* _Work request_: Copy each line of the material in which the word "shortcut" appears.

::: The data

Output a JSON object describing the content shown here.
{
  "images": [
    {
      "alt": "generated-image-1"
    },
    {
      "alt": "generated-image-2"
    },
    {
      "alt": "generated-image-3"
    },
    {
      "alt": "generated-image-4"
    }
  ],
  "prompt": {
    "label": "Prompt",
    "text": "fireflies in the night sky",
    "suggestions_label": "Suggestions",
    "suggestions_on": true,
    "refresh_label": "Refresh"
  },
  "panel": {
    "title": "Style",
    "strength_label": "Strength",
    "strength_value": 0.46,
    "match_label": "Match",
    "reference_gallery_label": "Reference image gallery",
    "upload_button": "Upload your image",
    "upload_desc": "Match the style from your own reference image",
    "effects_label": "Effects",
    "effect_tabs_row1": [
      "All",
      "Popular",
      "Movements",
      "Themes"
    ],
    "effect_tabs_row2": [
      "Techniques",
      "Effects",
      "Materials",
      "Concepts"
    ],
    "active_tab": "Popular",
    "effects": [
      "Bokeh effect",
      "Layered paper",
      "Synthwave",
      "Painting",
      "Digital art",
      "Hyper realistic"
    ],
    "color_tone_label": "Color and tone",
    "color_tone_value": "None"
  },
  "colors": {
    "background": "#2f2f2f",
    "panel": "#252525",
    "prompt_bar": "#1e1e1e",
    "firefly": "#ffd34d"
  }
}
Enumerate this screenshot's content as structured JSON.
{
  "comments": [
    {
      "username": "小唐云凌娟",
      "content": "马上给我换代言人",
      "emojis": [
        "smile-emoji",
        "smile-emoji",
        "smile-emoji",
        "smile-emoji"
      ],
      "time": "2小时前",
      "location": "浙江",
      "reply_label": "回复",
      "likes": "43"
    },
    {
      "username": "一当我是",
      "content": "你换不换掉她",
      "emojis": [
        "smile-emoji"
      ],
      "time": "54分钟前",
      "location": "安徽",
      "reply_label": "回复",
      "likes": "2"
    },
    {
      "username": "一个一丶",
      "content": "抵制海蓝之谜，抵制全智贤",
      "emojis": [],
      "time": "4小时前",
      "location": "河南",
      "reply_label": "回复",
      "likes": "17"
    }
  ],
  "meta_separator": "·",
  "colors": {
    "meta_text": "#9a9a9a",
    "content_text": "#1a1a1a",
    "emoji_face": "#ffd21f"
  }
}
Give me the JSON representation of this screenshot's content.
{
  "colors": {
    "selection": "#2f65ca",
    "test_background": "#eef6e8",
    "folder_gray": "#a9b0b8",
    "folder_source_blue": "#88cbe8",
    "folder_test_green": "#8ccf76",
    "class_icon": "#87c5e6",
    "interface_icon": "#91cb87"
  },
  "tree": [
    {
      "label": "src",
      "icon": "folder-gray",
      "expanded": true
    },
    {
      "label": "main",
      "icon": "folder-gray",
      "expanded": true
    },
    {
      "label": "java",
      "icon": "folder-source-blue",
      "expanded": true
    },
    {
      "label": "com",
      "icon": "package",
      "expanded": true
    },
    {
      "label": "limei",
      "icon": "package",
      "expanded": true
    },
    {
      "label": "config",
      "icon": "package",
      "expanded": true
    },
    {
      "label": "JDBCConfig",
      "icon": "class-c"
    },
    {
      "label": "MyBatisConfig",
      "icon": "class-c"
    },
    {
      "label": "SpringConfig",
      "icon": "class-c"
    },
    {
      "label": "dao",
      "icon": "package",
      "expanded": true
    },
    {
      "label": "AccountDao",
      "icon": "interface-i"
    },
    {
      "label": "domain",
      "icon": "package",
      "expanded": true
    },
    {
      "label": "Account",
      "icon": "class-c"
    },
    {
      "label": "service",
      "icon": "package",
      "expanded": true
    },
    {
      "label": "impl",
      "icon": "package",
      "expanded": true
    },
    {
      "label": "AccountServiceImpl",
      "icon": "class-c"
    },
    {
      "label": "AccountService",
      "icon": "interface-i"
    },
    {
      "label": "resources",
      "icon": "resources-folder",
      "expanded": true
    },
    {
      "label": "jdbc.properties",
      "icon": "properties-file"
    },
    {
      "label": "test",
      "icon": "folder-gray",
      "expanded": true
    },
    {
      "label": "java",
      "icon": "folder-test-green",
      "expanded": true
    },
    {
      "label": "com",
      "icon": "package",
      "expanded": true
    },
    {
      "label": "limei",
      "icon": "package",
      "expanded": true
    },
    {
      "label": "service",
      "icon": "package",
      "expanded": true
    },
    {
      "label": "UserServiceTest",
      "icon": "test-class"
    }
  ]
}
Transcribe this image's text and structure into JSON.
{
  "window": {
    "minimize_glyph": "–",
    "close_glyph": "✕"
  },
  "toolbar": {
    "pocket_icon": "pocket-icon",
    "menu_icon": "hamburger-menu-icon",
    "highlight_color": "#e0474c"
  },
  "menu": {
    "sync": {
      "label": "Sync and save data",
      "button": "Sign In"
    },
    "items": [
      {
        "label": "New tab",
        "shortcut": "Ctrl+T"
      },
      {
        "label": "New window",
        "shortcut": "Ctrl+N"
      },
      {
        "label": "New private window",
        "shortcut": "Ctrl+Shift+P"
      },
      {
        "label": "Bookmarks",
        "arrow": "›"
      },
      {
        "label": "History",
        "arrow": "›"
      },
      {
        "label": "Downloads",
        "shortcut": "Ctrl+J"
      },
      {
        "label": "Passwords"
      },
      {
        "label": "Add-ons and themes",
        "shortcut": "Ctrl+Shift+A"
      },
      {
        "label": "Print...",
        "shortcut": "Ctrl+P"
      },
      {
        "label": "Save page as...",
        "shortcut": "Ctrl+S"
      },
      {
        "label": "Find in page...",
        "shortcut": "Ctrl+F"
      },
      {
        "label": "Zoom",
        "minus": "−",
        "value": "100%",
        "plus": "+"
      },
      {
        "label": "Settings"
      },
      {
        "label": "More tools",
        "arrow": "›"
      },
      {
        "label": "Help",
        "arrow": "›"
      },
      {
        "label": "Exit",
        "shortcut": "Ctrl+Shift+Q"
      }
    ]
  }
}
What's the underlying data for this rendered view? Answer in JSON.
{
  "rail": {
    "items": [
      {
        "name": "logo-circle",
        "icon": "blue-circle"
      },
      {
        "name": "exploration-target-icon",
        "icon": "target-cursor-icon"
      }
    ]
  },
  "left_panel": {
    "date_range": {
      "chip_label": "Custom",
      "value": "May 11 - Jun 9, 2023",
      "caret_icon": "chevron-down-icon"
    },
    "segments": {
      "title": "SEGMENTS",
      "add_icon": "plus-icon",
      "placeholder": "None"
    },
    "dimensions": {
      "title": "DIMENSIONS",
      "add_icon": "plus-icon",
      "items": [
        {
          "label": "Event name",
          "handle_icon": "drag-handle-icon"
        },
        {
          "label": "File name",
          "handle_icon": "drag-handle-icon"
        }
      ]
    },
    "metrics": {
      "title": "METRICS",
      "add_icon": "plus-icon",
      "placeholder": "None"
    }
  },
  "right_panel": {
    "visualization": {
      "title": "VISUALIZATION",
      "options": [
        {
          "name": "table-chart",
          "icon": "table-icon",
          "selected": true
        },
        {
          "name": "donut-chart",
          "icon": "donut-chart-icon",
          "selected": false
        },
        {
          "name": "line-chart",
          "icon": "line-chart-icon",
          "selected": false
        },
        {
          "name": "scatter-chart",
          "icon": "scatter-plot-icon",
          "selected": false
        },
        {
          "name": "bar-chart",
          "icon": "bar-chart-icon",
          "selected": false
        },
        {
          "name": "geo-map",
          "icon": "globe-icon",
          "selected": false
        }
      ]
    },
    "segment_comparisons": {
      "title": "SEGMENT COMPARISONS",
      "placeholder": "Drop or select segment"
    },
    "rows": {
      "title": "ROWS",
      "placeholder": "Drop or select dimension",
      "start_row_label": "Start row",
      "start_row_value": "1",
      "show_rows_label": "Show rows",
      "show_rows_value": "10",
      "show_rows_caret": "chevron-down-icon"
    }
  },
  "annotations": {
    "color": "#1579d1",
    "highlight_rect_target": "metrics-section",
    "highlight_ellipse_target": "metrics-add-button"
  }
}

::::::

* _Written solution_:
        "shortcut": "Ctrl+T"
        "shortcut": "Ctrl+N"
        "shortcut": "Ctrl+Shift+P"
        "shortcut": "Ctrl+J"
        "shortcut": "Ctrl+Shift+A"
        "shortcut": "Ctrl+P"
        "shortcut": "Ctrl+S"
        "shortcut": "Ctrl+F"
        "shortcut": "Ctrl+Shift+Q"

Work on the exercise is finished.